Fintech, which delivers financial services digitally, promises to promote financial inclusion and close the gender gap. Using a novel fintech dataset for 114 economies worldwide, this paper shows that fintech adoption significantly improves female employment and reduces gender inequality, the effect being more pronounced in firms without traditional financial access. Fintech not only increases the number and ratio of female employees in the workforce, but also mitigates financial constraints of female-headed firms. Digital divide and poor institutions weaken such benefits. Endogeneity is accounted for by a fixed effects identification strategy. We conclude by providing policy recommendations and outlining avenues for future research.
Mr. Dong He, Annamaria Kokenyne, Xavier Lavayssière, Ms. Inutu Lukonga, Nadine Schwarz, Nobuyasu Sugimoto, and Jeanne Verrier
Capital flow management measures (CFMs) can be part of the broader policy toolkit to help countries reap the benefits of capital flows while managing the associated risks. Their implementation typically requires that financial intermediaries verify the nature of transactions and the identities of transacting parties but is facing the rising challenge of crypto assets. Indeed, crypto assets have become a significant instrument for payments and speculative investments in some countries. They can be traded pseudonymously and held without identification of the residency of the asset holder.
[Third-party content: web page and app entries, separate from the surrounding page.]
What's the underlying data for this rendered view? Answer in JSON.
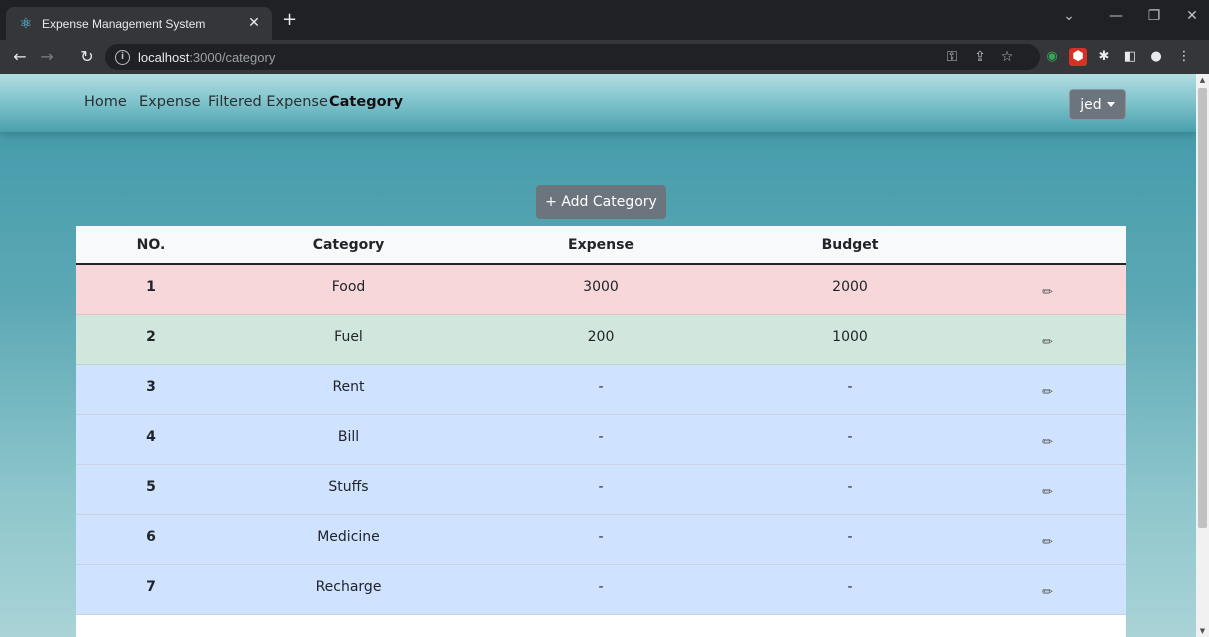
{
  "browser": {
    "tab_title": "Expense Management System",
    "url_host": "localhost",
    "url_path": ":3000/category"
  },
  "navbar": {
    "links": [
      "Home",
      "Expense",
      "Filtered Expense",
      "Category"
    ],
    "active": "Category",
    "user": "jed"
  },
  "add_button": "+ Add Category",
  "table": {
    "headers": [
      "NO.",
      "Category",
      "Expense",
      "Budget",
      ""
    ],
    "rows": [
      {
        "no": "1",
        "category": "Food",
        "expense": "3000",
        "budget": "2000",
        "status": "danger"
      },
      {
        "no": "2",
        "category": "Fuel",
        "expense": "200",
        "budget": "1000",
        "status": "success"
      },
      {
        "no": "3",
        "category": "Rent",
        "expense": "-",
        "budget": "-",
        "status": "primary"
      },
      {
        "no": "4",
        "category": "Bill",
        "expense": "-",
        "budget": "-",
        "status": "primary"
      },
      {
        "no": "5",
        "category": "Stuffs",
        "expense": "-",
        "budget": "-",
        "status": "primary"
      },
      {
        "no": "6",
        "category": "Medicine",
        "expense": "-",
        "budget": "-",
        "status": "primary"
      },
      {
        "no": "7",
        "category": "Recharge",
        "expense": "-",
        "budget": "-",
        "status": "primary"
      }
    ],
    "row_colors": {
      "danger": "#f8d7da",
      "success": "#d1e7dd",
      "primary": "#cfe2ff"
    }
  }
}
Many crypto service providers operate across borders, making supervision and enforcement by national authorities more difficult. The challenges posed by the attributes of crypto assets are compounded by gaps in the legal and regulatory frameworks. This paper aims to discuss how crypto assets could impact the effectiveness of CFMs from a structural and longer-term perspective. To preserve the effectiveness of CFMs against crypto-related challenges, policymakers need to consider a multifaceted strategy whose essential elements include clarifying the legal status of crypto assets and ensuring that CFM laws and regulations cover them; devising a comprehensive, consistent, and coordinated regulatory approach to crypto assets and applying it effectively to CFMs; establishing international collaborative arrangements for supervision of crypto assets; addressing data gaps and leveraging technology (regtech and suptech) to create anomaly-detection models and red-flag indicators that will allow for timely risk monitoring and CFM implementation.
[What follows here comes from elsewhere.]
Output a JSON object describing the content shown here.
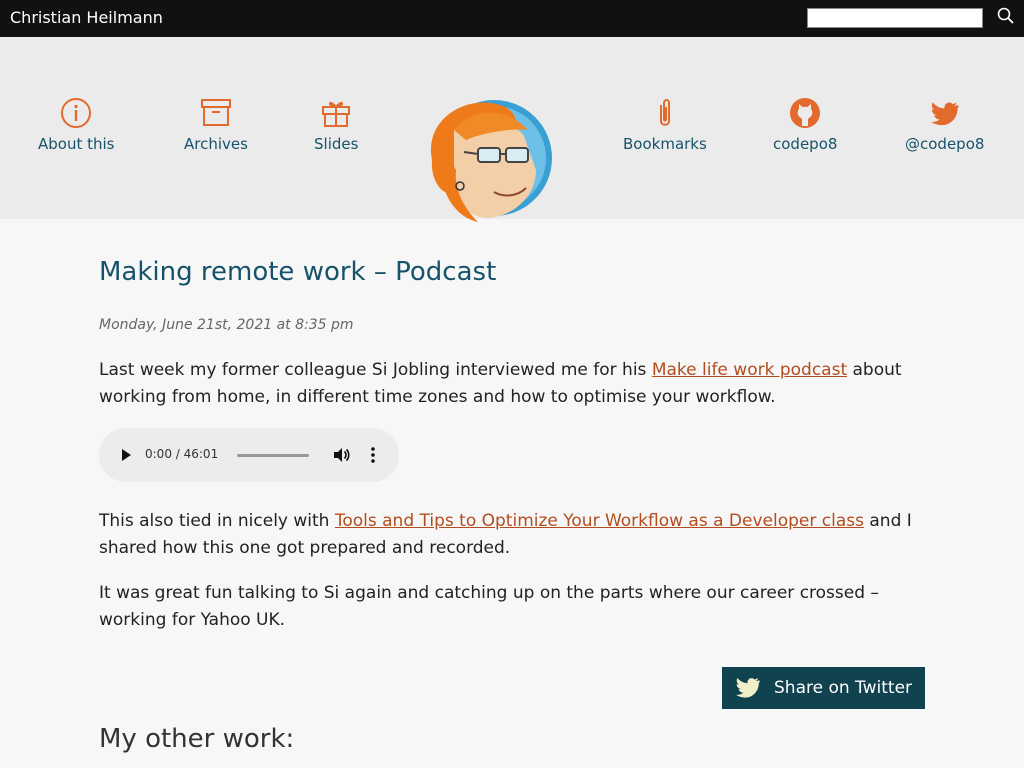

Direct measurement of corruption is difficult due to its hidden nature, and measuring the perceptions of corruption via survey-based methods is often used as an alternative. This paper constructs a new non-survey based perceptions index for 111 countries by applying sentiment analysis to Financial Times articles over 2005–18. This sentiment-enhanced corruption perception index (SECPI) captures not only the frequncy of corruption related articles, but also the articles’ sentiment towards corruption. This index, while correlated with existing corruption perception indexes, offers some distinct advantages, including heightened sensitivity to current events (e.g., corruption investigations and elections), availability at a higher frequency, and lower costs to update. The SECPI is negatively correlated with business environment and institutional quality. Increases in the perceived incidence or scope of corruption influences economic agents’ behaviors, and thus economic dynamics. We found that when the SECPI is at least one standard deviation above the mean, the growth per capita falls by 0.65 percentage point on average, with more pronounced impacts for emerging market and low income countries.
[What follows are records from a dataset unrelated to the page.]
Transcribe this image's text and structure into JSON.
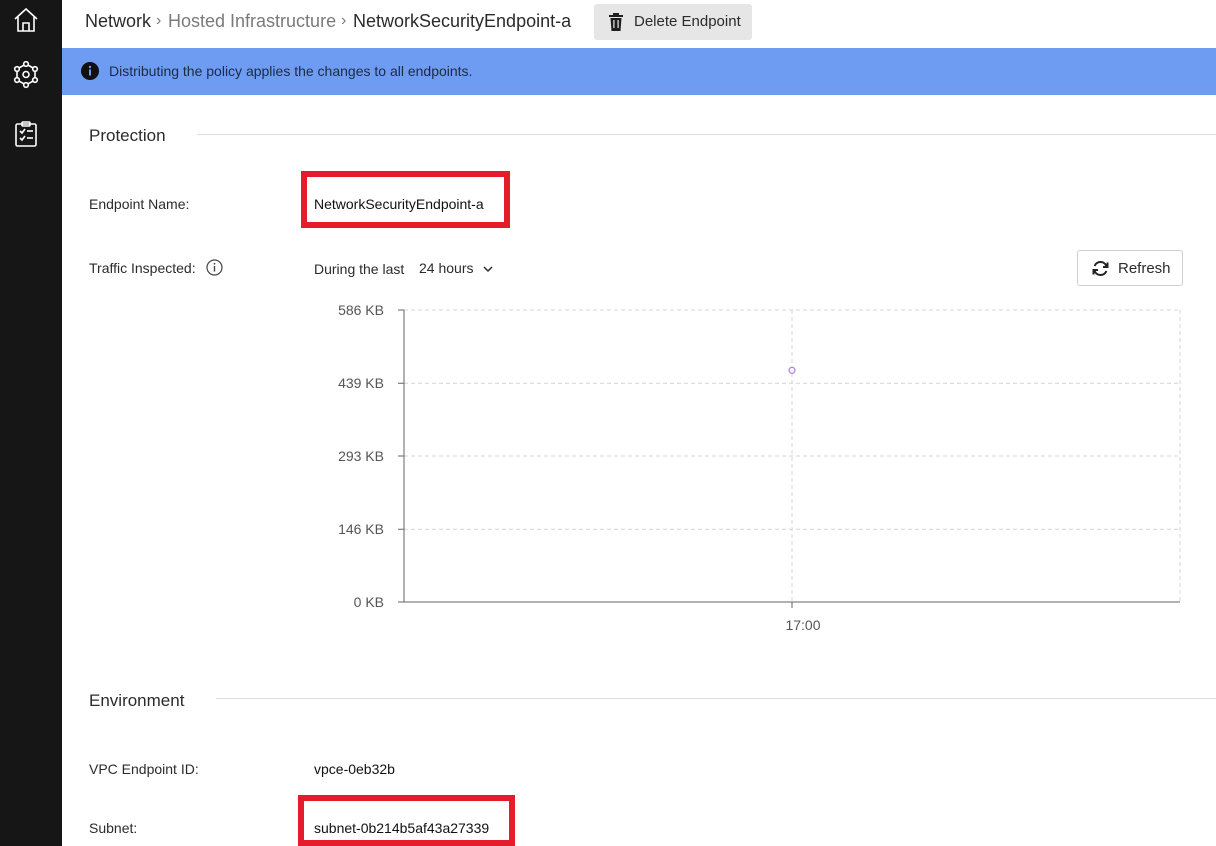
{
  "sidebar": {
    "items": [
      {
        "icon": "home-icon"
      },
      {
        "icon": "network-nodes-icon"
      },
      {
        "icon": "clipboard-checklist-icon"
      }
    ]
  },
  "breadcrumb": {
    "root": "Network",
    "middle": "Hosted Infrastructure",
    "current": "NetworkSecurityEndpoint-a",
    "separator": "›"
  },
  "toolbar": {
    "delete_label": "Delete Endpoint",
    "delete_icon": "trash-icon"
  },
  "banner": {
    "icon": "info-icon",
    "text": "Distributing the policy applies the changes to all endpoints.",
    "color": "#6e9cf2"
  },
  "protection": {
    "title": "Protection",
    "endpoint_name_label": "Endpoint Name:",
    "endpoint_name_value": "NetworkSecurityEndpoint-a",
    "traffic_label": "Traffic Inspected:",
    "range_prefix": "During the last",
    "range_value": "24 hours",
    "refresh_label": "Refresh"
  },
  "environment": {
    "title": "Environment",
    "vpc_label": "VPC Endpoint ID:",
    "vpc_value": "vpce-0eb32b",
    "subnet_label": "Subnet:",
    "subnet_value": "subnet-0b214b5af43a27339"
  },
  "highlight_color": "#e51d2a",
  "chart_data": {
    "type": "scatter",
    "ytick_labels": [
      "0 KB",
      "146 KB",
      "293 KB",
      "439 KB",
      "586 KB"
    ],
    "yticks": [
      0,
      146,
      293,
      439,
      586
    ],
    "ylim": [
      0,
      586
    ],
    "xtick_labels": [
      "17:00"
    ],
    "grid": true,
    "series": [
      {
        "x": [
          "17:00"
        ],
        "values": [
          465
        ],
        "color": "#b07ee8"
      }
    ]
  }
}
Mr. Michael Gorbanyov, Majid Malaika, and Tahsin Saadi Sedik
The era of quantum computing is about to begin, with profound implications for the global economy and the financial system. Rapid development of quantum computing brings both benefits and risks. Quantum computers can revolutionize industries and fields that require significant computing power, including modeling financial markets, designing new effective medicines and vaccines, and empowering artificial intelligence, as well as creating a new and secure way of communication (quantum Internet). But they would also crack many of the current encryption algorithms and threaten financial stability by compromising the security of mobile banking, e-commerce, fintech, digital currencies, and Internet information exchange. While the work on quantum-safe encryption is still in progress, financial institutions should take steps now to prepare for the cryptographic transition, by assessing future and retroactive risks from quantum computers, taking an inventory of their cryptographic algorithms (especially public keys), and building cryptographic agility to improve the overall cybersecurity resilience.